BEGIN
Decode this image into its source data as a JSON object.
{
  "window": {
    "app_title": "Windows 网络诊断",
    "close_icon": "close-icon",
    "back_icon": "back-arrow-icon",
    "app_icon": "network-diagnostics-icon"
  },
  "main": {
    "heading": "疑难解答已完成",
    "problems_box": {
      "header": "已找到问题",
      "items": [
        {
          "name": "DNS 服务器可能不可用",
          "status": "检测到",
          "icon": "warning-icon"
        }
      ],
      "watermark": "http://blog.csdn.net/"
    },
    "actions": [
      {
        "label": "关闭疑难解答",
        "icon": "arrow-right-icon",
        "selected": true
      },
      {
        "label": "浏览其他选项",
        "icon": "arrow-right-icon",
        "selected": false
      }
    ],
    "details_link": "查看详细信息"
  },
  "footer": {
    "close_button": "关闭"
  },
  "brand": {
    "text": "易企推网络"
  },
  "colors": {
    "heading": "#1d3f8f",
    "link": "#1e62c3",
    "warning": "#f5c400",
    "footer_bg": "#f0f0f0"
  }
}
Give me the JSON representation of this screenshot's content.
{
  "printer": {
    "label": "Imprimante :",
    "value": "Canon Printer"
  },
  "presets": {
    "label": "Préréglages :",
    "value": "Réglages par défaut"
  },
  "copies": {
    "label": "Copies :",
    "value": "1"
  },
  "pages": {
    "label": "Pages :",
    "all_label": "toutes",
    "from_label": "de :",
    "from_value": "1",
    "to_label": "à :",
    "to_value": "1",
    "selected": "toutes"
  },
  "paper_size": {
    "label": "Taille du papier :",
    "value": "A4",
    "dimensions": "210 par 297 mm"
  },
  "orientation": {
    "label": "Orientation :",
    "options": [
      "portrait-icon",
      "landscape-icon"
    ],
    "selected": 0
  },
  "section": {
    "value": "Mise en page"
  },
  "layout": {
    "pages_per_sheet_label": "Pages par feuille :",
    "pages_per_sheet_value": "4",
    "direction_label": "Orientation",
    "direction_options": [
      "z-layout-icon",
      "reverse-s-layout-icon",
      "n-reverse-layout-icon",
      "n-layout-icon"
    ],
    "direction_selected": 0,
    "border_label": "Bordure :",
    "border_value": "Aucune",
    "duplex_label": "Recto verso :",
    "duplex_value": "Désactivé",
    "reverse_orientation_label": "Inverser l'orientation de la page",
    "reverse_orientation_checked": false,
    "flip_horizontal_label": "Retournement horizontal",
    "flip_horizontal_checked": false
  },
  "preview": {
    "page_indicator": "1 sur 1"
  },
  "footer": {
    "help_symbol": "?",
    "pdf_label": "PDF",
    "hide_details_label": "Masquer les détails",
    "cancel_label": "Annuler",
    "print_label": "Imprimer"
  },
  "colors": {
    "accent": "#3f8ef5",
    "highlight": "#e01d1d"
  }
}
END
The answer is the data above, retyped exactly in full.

Decode this image into its source data as a JSON object.
{
  "window": {
    "app_title": "Windows 网络诊断",
    "close_icon": "close-icon",
    "back_icon": "back-arrow-icon",
    "app_icon": "network-diagnostics-icon"
  },
  "main": {
    "heading": "疑难解答已完成",
    "problems_box": {
      "header": "已找到问题",
      "items": [
        {
          "name": "DNS 服务器可能不可用",
          "status": "检测到",
          "icon": "warning-icon"
        }
      ],
      "watermark": "http://blog.csdn.net/"
    },
    "actions": [
      {
        "label": "关闭疑难解答",
        "icon": "arrow-right-icon",
        "selected": true
      },
      {
        "label": "浏览其他选项",
        "icon": "arrow-right-icon",
        "selected": false
      }
    ],
    "details_link": "查看详细信息"
  },
  "footer": {
    "close_button": "关闭"
  },
  "brand": {
    "text": "易企推网络"
  },
  "colors": {
    "heading": "#1d3f8f",
    "link": "#1e62c3",
    "warning": "#f5c400",
    "footer_bg": "#f0f0f0"
  }
}
Give me the JSON representation of this screenshot's content.
{
  "printer": {
    "label": "Imprimante :",
    "value": "Canon Printer"
  },
  "presets": {
    "label": "Préréglages :",
    "value": "Réglages par défaut"
  },
  "copies": {
    "label": "Copies :",
    "value": "1"
  },
  "pages": {
    "label": "Pages :",
    "all_label": "toutes",
    "from_label": "de :",
    "from_value": "1",
    "to_label": "à :",
    "to_value": "1",
    "selected": "toutes"
  },
  "paper_size": {
    "label": "Taille du papier :",
    "value": "A4",
    "dimensions": "210 par 297 mm"
  },
  "orientation": {
    "label": "Orientation :",
    "options": [
      "portrait-icon",
      "landscape-icon"
    ],
    "selected": 0
  },
  "section": {
    "value": "Mise en page"
  },
  "layout": {
    "pages_per_sheet_label": "Pages par feuille :",
    "pages_per_sheet_value": "4",
    "direction_label": "Orientation",
    "direction_options": [
      "z-layout-icon",
      "reverse-s-layout-icon",
      "n-reverse-layout-icon",
      "n-layout-icon"
    ],
    "direction_selected": 0,
    "border_label": "Bordure :",
    "border_value": "Aucune",
    "duplex_label": "Recto verso :",
    "duplex_value": "Désactivé",
    "reverse_orientation_label": "Inverser l'orientation de la page",
    "reverse_orientation_checked": false,
    "flip_horizontal_label": "Retournement horizontal",
    "flip_horizontal_checked": false
  },
  "preview": {
    "page_indicator": "1 sur 1"
  },
  "footer": {
    "help_symbol": "?",
    "pdf_label": "PDF",
    "hide_details_label": "Masquer les détails",
    "cancel_label": "Annuler",
    "print_label": "Imprimer"
  },
  "colors": {
    "accent": "#3f8ef5",
    "highlight": "#e01d1d"
  }
}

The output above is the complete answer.